Me and ArthurOnce, a long time ago, I went to a jumprope exhibition in the gym of a middle school. There were teams of tandem jumpers, rope dancers, and synchronized twirling. The students had practiced for many weeks prior to the exhibition. This was back in the days of big VHS camcorders, and I had one on my shoulder so I could record the coolest moments. At the very end of the competition, the gym floor cleared and a single jump roper entered the room from a side door. One of his legs was twisted up behind his head –it looked effortless, he was that flexible and agile–and he did so many tricks so fast and so well, jump-roping the whole time, that I kept the camcorder trained on him. The crowd burst into a roar.

Then I realized that the jump-roper was my son. Holy shit! That’s my son! I said, and that got recorded too. 

It’s weird, when your kids grow up. Of course you expect it, and it’s wonderful, but still there are moments when you can’t believe it – like, wait, what? When did this happen? How did it happen? This bittersweet poem, which I loved the first moment I read it, makes me feel like crying the same way I feel like crying when I watch that long ago videotape. Holy shit, that’s my son. 

 

Taking It Home to Jerome, by David Kirby

In Baton Rouge, there was a DJ on the soul station who was
always urging his listeners to “take it on home to Jerome.”

No one knew who Jerome was. And nobody cared. So it
didn’t matter. I was, what, ten, twelve? I didn’t have anything

to take home to anyone. Parents and teachers told us that all
we needed to do in this world were three things: be happy,

do good, and find work that fulfills you. But I also wanted
to learn that trick where you grab your left ankle in your

right hand and then jump through with your other leg.
Everything else was to come, everything about love:

the sadness of it, knowing it can’t last, that all lives must end,
all hearts are broken. Sometimes when I’m writing a poem,

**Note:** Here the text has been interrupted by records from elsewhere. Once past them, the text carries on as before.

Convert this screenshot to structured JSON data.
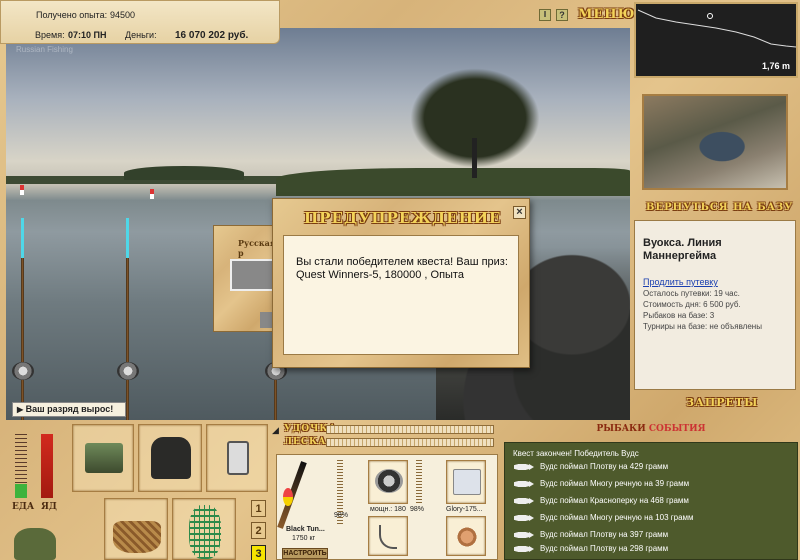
{
  "header": {
    "exp_label": "Получено опыта:",
    "exp_value": "94500",
    "time_label": "Время:",
    "time_value": "07:10 ПН",
    "money_label": "Деньги:",
    "money_value": "16 070 202 руб.",
    "watermark": "Russian Fishing",
    "menu_label": "МЕНЮ"
  },
  "depth": {
    "value": "1,76 m"
  },
  "scene": {
    "rank_up_text": "Ваш разряд вырос!",
    "ghost_title": "Русская р"
  },
  "dialog": {
    "title": "ПРЕДУПРЕЖДЕНИЕ",
    "message": "Вы стали победителем квеста! Ваш приз: Quest Winners-5, 180000 , Опыта"
  },
  "side": {
    "return_button": "ВЕРНУТЬСЯ НА БАЗУ",
    "location_name": "Вуокса. Линия Маннергейма",
    "extend_link": "Продлить путевку",
    "info": [
      "Осталось путевки: 19 час.",
      "Стоимость дня: 6 500 руб.",
      "Рыбаков на базе: 3",
      "Турниры на базе: не объявлены"
    ],
    "bans_button": "ЗАПРЕТЫ"
  },
  "status": {
    "food_label": "ЕДА",
    "poison_label": "ЯД"
  },
  "gear": {
    "rod_label": "УДОЧКА",
    "line_label": "ЛЕСКА",
    "rod_name": "Black Tun...",
    "rod_weight": "1750 кг",
    "rod_percent": "98%",
    "setup_button": "НАСТРОИТЬ",
    "reel_name": "мощн.: 180",
    "reel_percent": "98%",
    "line_name": "Glory-175..."
  },
  "slots": {
    "numbers": [
      "1",
      "2",
      "3"
    ]
  },
  "events": {
    "title_part1": "РЫБАКИ",
    "title_part2": "СОБЫТИЯ",
    "items": [
      "Квест закончен! Победитель Вудс",
      "Вудс поймал Плотву на 429 грамм",
      "Вудс поймал Многу речную на 39 грамм",
      "Вудс поймал Красноперку на 468 грамм",
      "Вудс поймал Многу речную на 103 грамм",
      "Вудс поймал Плотву на 397 грамм",
      "Вудс поймал Плотву на 298 грамм"
    ]
  },
  "colors": {
    "accent_gold": "#f3d35a",
    "events_bg": "#4e5a2c",
    "food_green": "#3db33d",
    "poison_red": "#d22a1e"
  }
}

I feel as though I’m operating that crusher that turns
a full-size car into a metal cube the size of a suitcase.

At other times, I’m just a secretary: the world has so much
to say, and I’m writing it down. This great tenderness.

 
 
​For more information on David Kirby, please click here.​